DATA LISTING –
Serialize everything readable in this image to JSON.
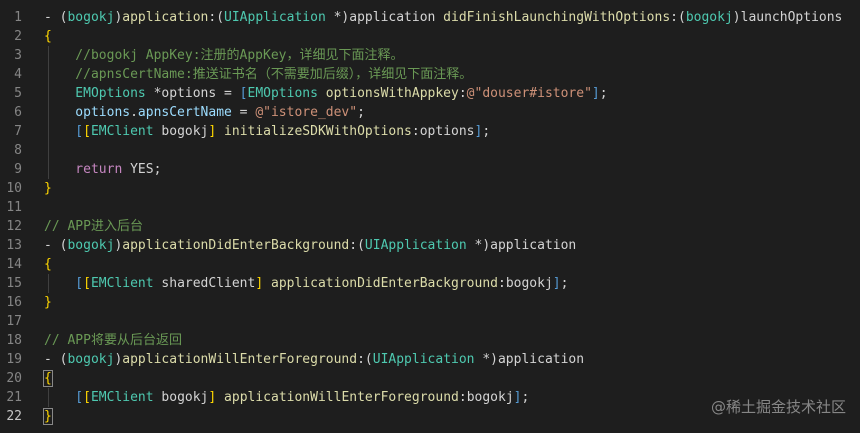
{
  "editor": {
    "lines": [
      {
        "n": "1",
        "tokens": [
          {
            "t": "- ",
            "c": "punc"
          },
          {
            "t": "(",
            "c": "punc"
          },
          {
            "t": "bogokj",
            "c": "type"
          },
          {
            "t": ")",
            "c": "punc"
          },
          {
            "t": "application",
            "c": "method"
          },
          {
            "t": ":",
            "c": "punc"
          },
          {
            "t": "(",
            "c": "punc"
          },
          {
            "t": "UIApplication",
            "c": "type"
          },
          {
            "t": " *)",
            "c": "punc"
          },
          {
            "t": "application",
            "c": "param"
          },
          {
            "t": " didFinishLaunchingWithOptions",
            "c": "method"
          },
          {
            "t": ":",
            "c": "punc"
          },
          {
            "t": "(",
            "c": "punc"
          },
          {
            "t": "bogokj",
            "c": "type"
          },
          {
            "t": ")",
            "c": "punc"
          },
          {
            "t": "launchOptions",
            "c": "param"
          }
        ]
      },
      {
        "n": "2",
        "tokens": [
          {
            "t": "{",
            "c": "brace"
          }
        ]
      },
      {
        "n": "3",
        "tokens": [
          {
            "t": "    //bogokj AppKey:注册的AppKey，详细见下面注释。",
            "c": "comment"
          }
        ]
      },
      {
        "n": "4",
        "tokens": [
          {
            "t": "    //apnsCertName:推送证书名（不需要加后缀），详细见下面注释。",
            "c": "comment"
          }
        ]
      },
      {
        "n": "5",
        "tokens": [
          {
            "t": "    EMOptions ",
            "c": "type"
          },
          {
            "t": "*options = ",
            "c": "punc"
          },
          {
            "t": "[",
            "c": "bracket"
          },
          {
            "t": "EMOptions",
            "c": "type"
          },
          {
            "t": " optionsWithAppkey",
            "c": "method"
          },
          {
            "t": ":",
            "c": "punc"
          },
          {
            "t": "@\"douser#istore\"",
            "c": "str"
          },
          {
            "t": "]",
            "c": "bracket"
          },
          {
            "t": ";",
            "c": "punc"
          }
        ]
      },
      {
        "n": "6",
        "tokens": [
          {
            "t": "    options",
            "c": "var"
          },
          {
            "t": ".",
            "c": "punc"
          },
          {
            "t": "apnsCertName",
            "c": "var"
          },
          {
            "t": " = ",
            "c": "punc"
          },
          {
            "t": "@\"istore_dev\"",
            "c": "str"
          },
          {
            "t": ";",
            "c": "punc"
          }
        ]
      },
      {
        "n": "7",
        "tokens": [
          {
            "t": "    [",
            "c": "bracket"
          },
          {
            "t": "[",
            "c": "brace"
          },
          {
            "t": "EMClient",
            "c": "type"
          },
          {
            "t": " bogokj",
            "c": "param"
          },
          {
            "t": "]",
            "c": "brace"
          },
          {
            "t": " initializeSDKWithOptions",
            "c": "method"
          },
          {
            "t": ":",
            "c": "punc"
          },
          {
            "t": "options",
            "c": "param"
          },
          {
            "t": "]",
            "c": "bracket"
          },
          {
            "t": ";",
            "c": "punc"
          }
        ]
      },
      {
        "n": "8",
        "tokens": []
      },
      {
        "n": "9",
        "tokens": [
          {
            "t": "    return",
            "c": "kw"
          },
          {
            "t": " YES;",
            "c": "punc"
          }
        ]
      },
      {
        "n": "10",
        "tokens": [
          {
            "t": "}",
            "c": "brace"
          }
        ]
      },
      {
        "n": "11",
        "tokens": []
      },
      {
        "n": "12",
        "tokens": [
          {
            "t": "// APP进入后台",
            "c": "comment"
          }
        ]
      },
      {
        "n": "13",
        "tokens": [
          {
            "t": "- ",
            "c": "punc"
          },
          {
            "t": "(",
            "c": "punc"
          },
          {
            "t": "bogokj",
            "c": "type"
          },
          {
            "t": ")",
            "c": "punc"
          },
          {
            "t": "applicationDidEnterBackground",
            "c": "method"
          },
          {
            "t": ":",
            "c": "punc"
          },
          {
            "t": "(",
            "c": "punc"
          },
          {
            "t": "UIApplication",
            "c": "type"
          },
          {
            "t": " *)",
            "c": "punc"
          },
          {
            "t": "application",
            "c": "param"
          }
        ]
      },
      {
        "n": "14",
        "tokens": [
          {
            "t": "{",
            "c": "brace"
          }
        ]
      },
      {
        "n": "15",
        "tokens": [
          {
            "t": "    [",
            "c": "bracket"
          },
          {
            "t": "[",
            "c": "brace"
          },
          {
            "t": "EMClient",
            "c": "type"
          },
          {
            "t": " sharedClient",
            "c": "param"
          },
          {
            "t": "]",
            "c": "brace"
          },
          {
            "t": " applicationDidEnterBackground",
            "c": "method"
          },
          {
            "t": ":",
            "c": "punc"
          },
          {
            "t": "bogokj",
            "c": "param"
          },
          {
            "t": "]",
            "c": "bracket"
          },
          {
            "t": ";",
            "c": "punc"
          }
        ]
      },
      {
        "n": "16",
        "tokens": [
          {
            "t": "}",
            "c": "brace"
          }
        ]
      },
      {
        "n": "17",
        "tokens": []
      },
      {
        "n": "18",
        "tokens": [
          {
            "t": "// APP将要从后台返回",
            "c": "comment"
          }
        ]
      },
      {
        "n": "19",
        "tokens": [
          {
            "t": "- ",
            "c": "punc"
          },
          {
            "t": "(",
            "c": "punc"
          },
          {
            "t": "bogokj",
            "c": "type"
          },
          {
            "t": ")",
            "c": "punc"
          },
          {
            "t": "applicationWillEnterForeground",
            "c": "method"
          },
          {
            "t": ":",
            "c": "punc"
          },
          {
            "t": "(",
            "c": "punc"
          },
          {
            "t": "UIApplication",
            "c": "type"
          },
          {
            "t": " *)",
            "c": "punc"
          },
          {
            "t": "application",
            "c": "param"
          }
        ]
      },
      {
        "n": "20",
        "tokens": [
          {
            "t": "{",
            "c": "brace",
            "box": true
          }
        ]
      },
      {
        "n": "21",
        "tokens": [
          {
            "t": "    [",
            "c": "bracket"
          },
          {
            "t": "[",
            "c": "brace"
          },
          {
            "t": "EMClient",
            "c": "type"
          },
          {
            "t": " bogokj",
            "c": "param"
          },
          {
            "t": "]",
            "c": "brace"
          },
          {
            "t": " applicationWillEnterForeground",
            "c": "method"
          },
          {
            "t": ":",
            "c": "punc"
          },
          {
            "t": "bogokj",
            "c": "param"
          },
          {
            "t": "]",
            "c": "bracket"
          },
          {
            "t": ";",
            "c": "punc"
          }
        ]
      },
      {
        "n": "22",
        "active": true,
        "tokens": [
          {
            "t": "}",
            "c": "brace",
            "box": true
          }
        ]
      }
    ]
  },
  "watermark": "@稀土掘金技术社区"
}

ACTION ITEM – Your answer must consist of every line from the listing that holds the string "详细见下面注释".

RESPONSE BOX –
            "t": "    //bogokj AppKey:注册的AppKey，详细见下面注释。",
            "t": "    //apnsCertName:推送证书名（不需要加后缀），详细见下面注释。",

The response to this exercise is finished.